*** Opening Entries provided ***

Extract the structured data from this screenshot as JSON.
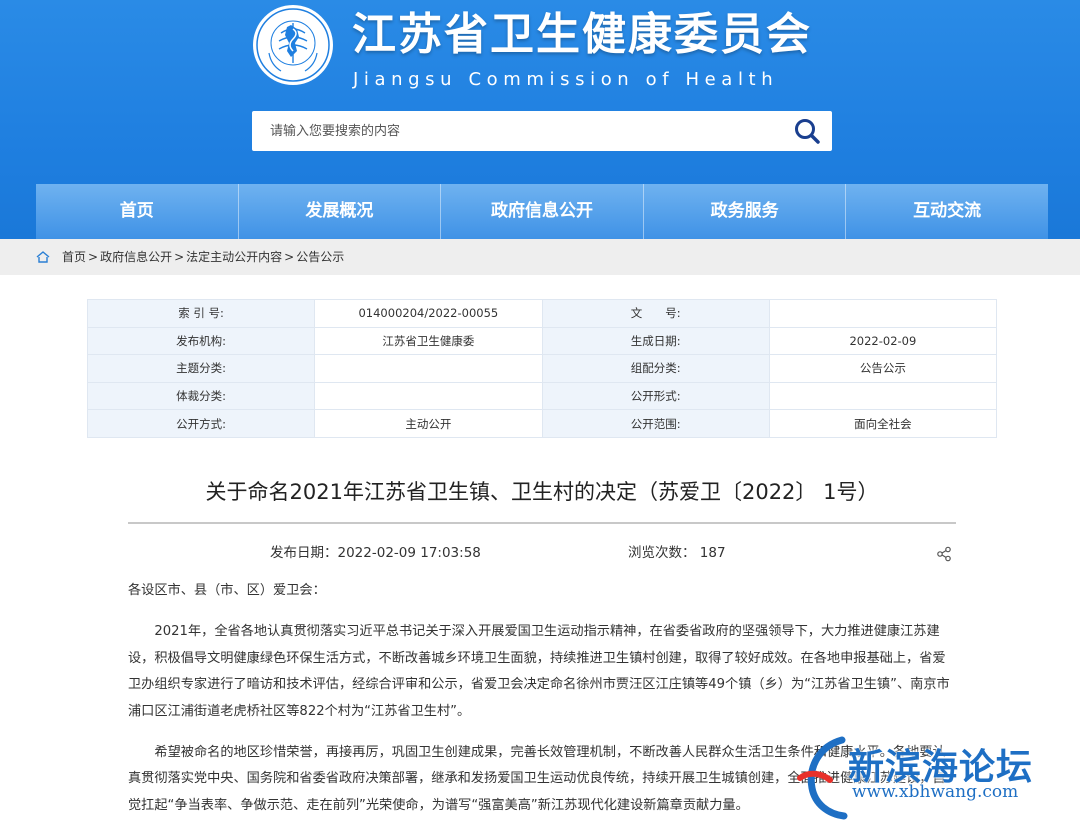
{
  "header": {
    "title": "江苏省卫生健康委员会",
    "subtitle": "Jiangsu Commission of Health",
    "logo_text": "Jiangsu Commission of Health",
    "search_placeholder": "请输入您要搜索的内容"
  },
  "nav": {
    "items": [
      "首页",
      "发展概况",
      "政府信息公开",
      "政务服务",
      "互动交流"
    ]
  },
  "breadcrumb": {
    "items": [
      "首页",
      "政府信息公开",
      "法定主动公开内容",
      "公告公示"
    ]
  },
  "meta": {
    "rows": [
      {
        "l1": "索 引 号:",
        "v1": "014000204/2022-00055",
        "l2": "文　　号:",
        "v2": ""
      },
      {
        "l1": "发布机构:",
        "v1": "江苏省卫生健康委",
        "l2": "生成日期:",
        "v2": "2022-02-09"
      },
      {
        "l1": "主题分类:",
        "v1": "",
        "l2": "组配分类:",
        "v2": "公告公示"
      },
      {
        "l1": "体裁分类:",
        "v1": "",
        "l2": "公开形式:",
        "v2": ""
      },
      {
        "l1": "公开方式:",
        "v1": "主动公开",
        "l2": "公开范围:",
        "v2": "面向全社会"
      }
    ]
  },
  "article": {
    "title": "关于命名2021年江苏省卫生镇、卫生村的决定（苏爱卫〔2022〕 1号）",
    "publish_date": "发布日期：2022-02-09 17:03:58",
    "views": "浏览次数： 187",
    "salutation": "各设区市、县（市、区）爱卫会：",
    "para1": "2021年，全省各地认真贯彻落实习近平总书记关于深入开展爱国卫生运动指示精神，在省委省政府的坚强领导下，大力推进健康江苏建设，积极倡导文明健康绿色环保生活方式，不断改善城乡环境卫生面貌，持续推进卫生镇村创建，取得了较好成效。在各地申报基础上，省爱卫办组织专家进行了暗访和技术评估，经综合评审和公示，省爱卫会决定命名徐州市贾汪区江庄镇等49个镇（乡）为“江苏省卫生镇”、南京市浦口区江浦街道老虎桥社区等822个村为“江苏省卫生村”。",
    "para2": "希望被命名的地区珍惜荣誉，再接再厉，巩固卫生创建成果，完善长效管理机制，不断改善人民群众生活卫生条件和健康水平。各地要认真贯彻落实党中央、国务院和省委省政府决策部署，继承和发扬爱国卫生运动优良传统，持续开展卫生城镇创建，全面推进健康江苏建设，自觉扛起“争当表率、争做示范、走在前列”光荣使命，为谱写“强富美高”新江苏现代化建设新篇章贡献力量。"
  },
  "watermark": {
    "text": "新滨海论坛",
    "url": "www.xbhwang.com"
  },
  "colors": {
    "header_blue": "#1f7fe0",
    "nav_top": "#6fb2f0",
    "nav_bottom": "#3f92e6",
    "table_label_bg": "#eef4fb",
    "watermark_blue": "#1e6fc4"
  }
}
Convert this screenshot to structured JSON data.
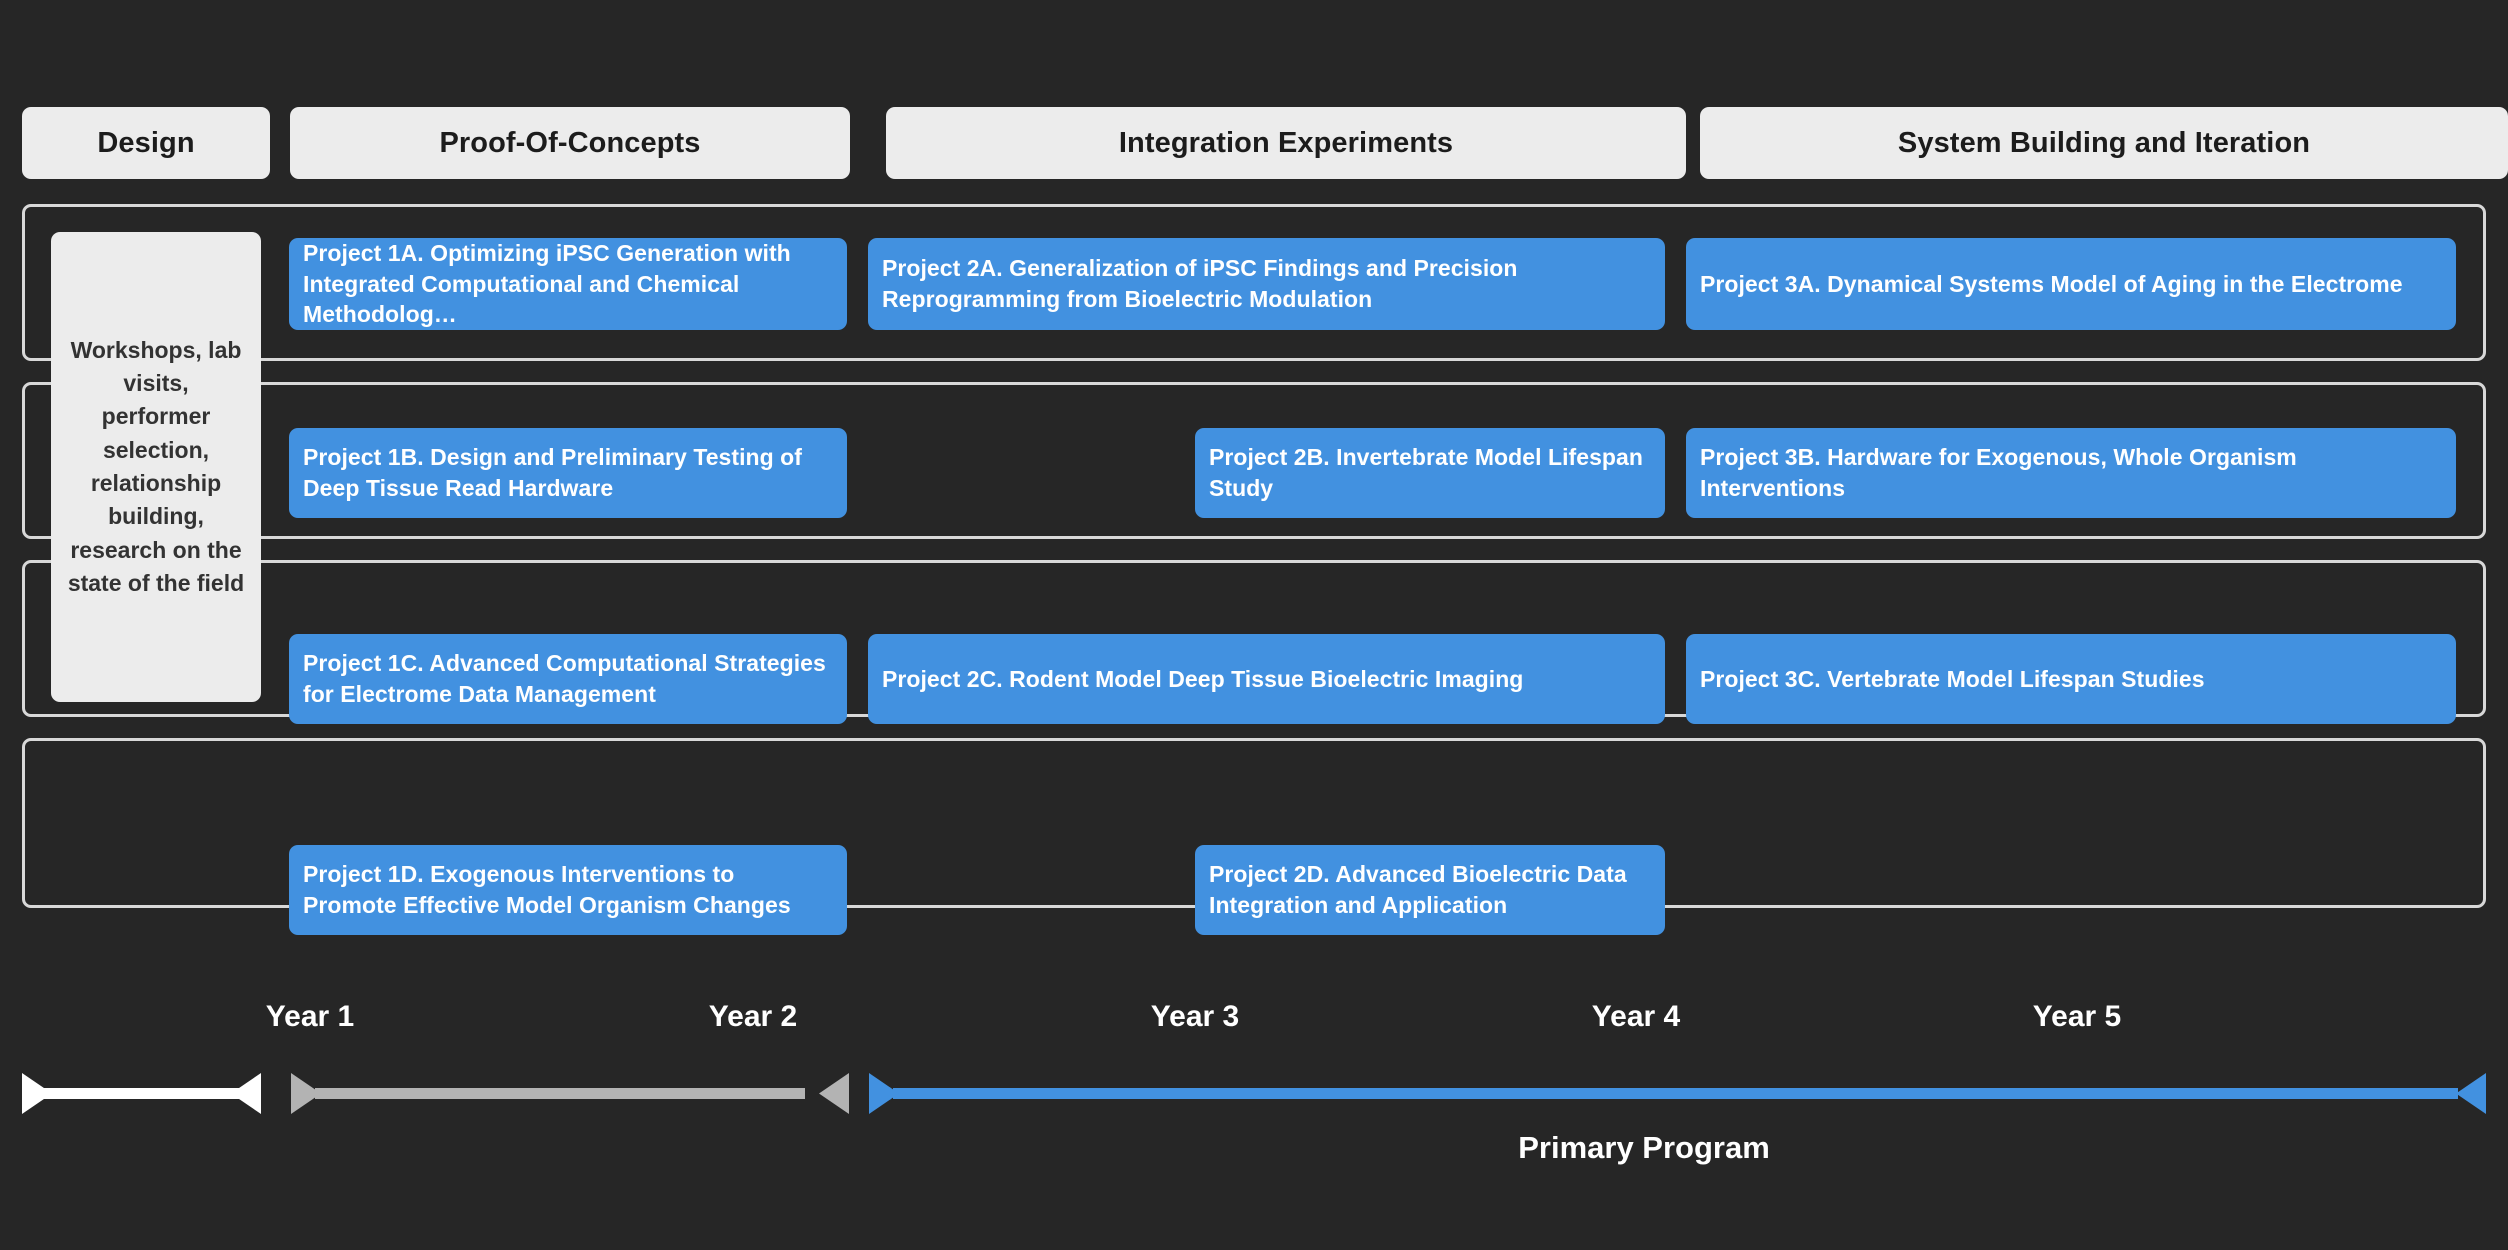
{
  "background_color": "#262626",
  "accent_color": "#4291e0",
  "panel_color": "#ececec",
  "lane_border_color": "#d8d8d8",
  "phases": [
    {
      "id": "design",
      "label": "Design"
    },
    {
      "id": "proof-of-concepts",
      "label": "Proof-Of-Concepts"
    },
    {
      "id": "integration",
      "label": "Integration Experiments"
    },
    {
      "id": "system-building",
      "label": "System Building and Iteration"
    }
  ],
  "design_panel": {
    "text": "Workshops, lab visits, performer selection, relationship building, research on the state of the field"
  },
  "lanes": [
    {
      "id": "lane-a",
      "cards": [
        "1A",
        "2A",
        "3A"
      ]
    },
    {
      "id": "lane-b",
      "cards": [
        "1B",
        "2B",
        "3B"
      ]
    },
    {
      "id": "lane-c",
      "cards": [
        "1C",
        "2C",
        "3C"
      ]
    },
    {
      "id": "lane-d",
      "cards": [
        "1D",
        "2D"
      ]
    }
  ],
  "cards": {
    "1A": {
      "title": "Project 1A. Optimizing iPSC Generation with Integrated Computational and Chemical Methodolog…"
    },
    "2A": {
      "title": "Project 2A. Generalization of iPSC Findings and Precision Reprogramming from Bioelectric Modulation"
    },
    "3A": {
      "title": "Project 3A. Dynamical Systems Model of Aging in the Electrome"
    },
    "1B": {
      "title": "Project 1B. Design and Preliminary Testing of Deep Tissue Read Hardware"
    },
    "2B": {
      "title": "Project 2B. Invertebrate Model Lifespan Study"
    },
    "3B": {
      "title": "Project 3B. Hardware for Exogenous, Whole Organism Interventions"
    },
    "1C": {
      "title": "Project 1C. Advanced Computational Strategies for Electrome Data Management"
    },
    "2C": {
      "title": "Project 2C. Rodent Model Deep Tissue Bioelectric Imaging"
    },
    "3C": {
      "title": "Project 3C. Vertebrate Model Lifespan Studies"
    },
    "1D": {
      "title": "Project 1D. Exogenous Interventions to Promote Effective Model Organism Changes"
    },
    "2D": {
      "title": "Project 2D. Advanced Bioelectric Data Integration and Application"
    }
  },
  "timeline": {
    "years": [
      {
        "label": "Year 1"
      },
      {
        "label": "Year 2"
      },
      {
        "label": "Year 3"
      },
      {
        "label": "Year 4"
      },
      {
        "label": "Year 5"
      }
    ],
    "segments": [
      {
        "id": "design-arrow",
        "color": "#ffffff",
        "heads": "both"
      },
      {
        "id": "prep-arrow",
        "color": "#b3b3b3",
        "heads": "both"
      },
      {
        "id": "primary-arrow",
        "color": "#4291e0",
        "heads": "both"
      }
    ],
    "caption": "Primary Program"
  }
}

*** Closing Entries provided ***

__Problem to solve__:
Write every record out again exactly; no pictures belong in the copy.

__Answer area__:
Extract the structured data from this screenshot as JSON.
{
  "header": {
    "title": "江苏省卫生健康委员会",
    "subtitle": "Jiangsu Commission of Health",
    "logo_text": "Jiangsu Commission of Health",
    "search_placeholder": "请输入您要搜索的内容"
  },
  "nav": {
    "items": [
      "首页",
      "发展概况",
      "政府信息公开",
      "政务服务",
      "互动交流"
    ]
  },
  "breadcrumb": {
    "items": [
      "首页",
      "政府信息公开",
      "法定主动公开内容",
      "公告公示"
    ]
  },
  "meta": {
    "rows": [
      {
        "l1": "索 引 号:",
        "v1": "014000204/2022-00055",
        "l2": "文　　号:",
        "v2": ""
      },
      {
        "l1": "发布机构:",
        "v1": "江苏省卫生健康委",
        "l2": "生成日期:",
        "v2": "2022-02-09"
      },
      {
        "l1": "主题分类:",
        "v1": "",
        "l2": "组配分类:",
        "v2": "公告公示"
      },
      {
        "l1": "体裁分类:",
        "v1": "",
        "l2": "公开形式:",
        "v2": ""
      },
      {
        "l1": "公开方式:",
        "v1": "主动公开",
        "l2": "公开范围:",
        "v2": "面向全社会"
      }
    ]
  },
  "article": {
    "title": "关于命名2021年江苏省卫生镇、卫生村的决定（苏爱卫〔2022〕 1号）",
    "publish_date": "发布日期：2022-02-09 17:03:58",
    "views": "浏览次数： 187",
    "salutation": "各设区市、县（市、区）爱卫会：",
    "para1": "2021年，全省各地认真贯彻落实习近平总书记关于深入开展爱国卫生运动指示精神，在省委省政府的坚强领导下，大力推进健康江苏建设，积极倡导文明健康绿色环保生活方式，不断改善城乡环境卫生面貌，持续推进卫生镇村创建，取得了较好成效。在各地申报基础上，省爱卫办组织专家进行了暗访和技术评估，经综合评审和公示，省爱卫会决定命名徐州市贾汪区江庄镇等49个镇（乡）为“江苏省卫生镇”、南京市浦口区江浦街道老虎桥社区等822个村为“江苏省卫生村”。",
    "para2": "希望被命名的地区珍惜荣誉，再接再厉，巩固卫生创建成果，完善长效管理机制，不断改善人民群众生活卫生条件和健康水平。各地要认真贯彻落实党中央、国务院和省委省政府决策部署，继承和发扬爱国卫生运动优良传统，持续开展卫生城镇创建，全面推进健康江苏建设，自觉扛起“争当表率、争做示范、走在前列”光荣使命，为谱写“强富美高”新江苏现代化建设新篇章贡献力量。"
  },
  "watermark": {
    "text": "新滨海论坛",
    "url": "www.xbhwang.com"
  },
  "colors": {
    "header_blue": "#1f7fe0",
    "nav_top": "#6fb2f0",
    "nav_bottom": "#3f92e6",
    "table_label_bg": "#eef4fb",
    "watermark_blue": "#1e6fc4"
  }
}
Convert this screenshot to structured JSON data.
{
  "background_color": "#262626",
  "accent_color": "#4291e0",
  "panel_color": "#ececec",
  "lane_border_color": "#d8d8d8",
  "phases": [
    {
      "id": "design",
      "label": "Design"
    },
    {
      "id": "proof-of-concepts",
      "label": "Proof-Of-Concepts"
    },
    {
      "id": "integration",
      "label": "Integration Experiments"
    },
    {
      "id": "system-building",
      "label": "System Building and Iteration"
    }
  ],
  "design_panel": {
    "text": "Workshops, lab visits, performer selection, relationship building, research on the state of the field"
  },
  "lanes": [
    {
      "id": "lane-a",
      "cards": [
        "1A",
        "2A",
        "3A"
      ]
    },
    {
      "id": "lane-b",
      "cards": [
        "1B",
        "2B",
        "3B"
      ]
    },
    {
      "id": "lane-c",
      "cards": [
        "1C",
        "2C",
        "3C"
      ]
    },
    {
      "id": "lane-d",
      "cards": [
        "1D",
        "2D"
      ]
    }
  ],
  "cards": {
    "1A": {
      "title": "Project 1A. Optimizing iPSC Generation with Integrated Computational and Chemical Methodolog…"
    },
    "2A": {
      "title": "Project 2A. Generalization of iPSC Findings and Precision Reprogramming from Bioelectric Modulation"
    },
    "3A": {
      "title": "Project 3A. Dynamical Systems Model of Aging in the Electrome"
    },
    "1B": {
      "title": "Project 1B. Design and Preliminary Testing of Deep Tissue Read Hardware"
    },
    "2B": {
      "title": "Project 2B. Invertebrate Model Lifespan Study"
    },
    "3B": {
      "title": "Project 3B. Hardware for Exogenous, Whole Organism Interventions"
    },
    "1C": {
      "title": "Project 1C. Advanced Computational Strategies for Electrome Data Management"
    },
    "2C": {
      "title": "Project 2C. Rodent Model Deep Tissue Bioelectric Imaging"
    },
    "3C": {
      "title": "Project 3C. Vertebrate Model Lifespan Studies"
    },
    "1D": {
      "title": "Project 1D. Exogenous Interventions to Promote Effective Model Organism Changes"
    },
    "2D": {
      "title": "Project 2D. Advanced Bioelectric Data Integration and Application"
    }
  },
  "timeline": {
    "years": [
      {
        "label": "Year 1"
      },
      {
        "label": "Year 2"
      },
      {
        "label": "Year 3"
      },
      {
        "label": "Year 4"
      },
      {
        "label": "Year 5"
      }
    ],
    "segments": [
      {
        "id": "design-arrow",
        "color": "#ffffff",
        "heads": "both"
      },
      {
        "id": "prep-arrow",
        "color": "#b3b3b3",
        "heads": "both"
      },
      {
        "id": "primary-arrow",
        "color": "#4291e0",
        "heads": "both"
      }
    ],
    "caption": "Primary Program"
  }
}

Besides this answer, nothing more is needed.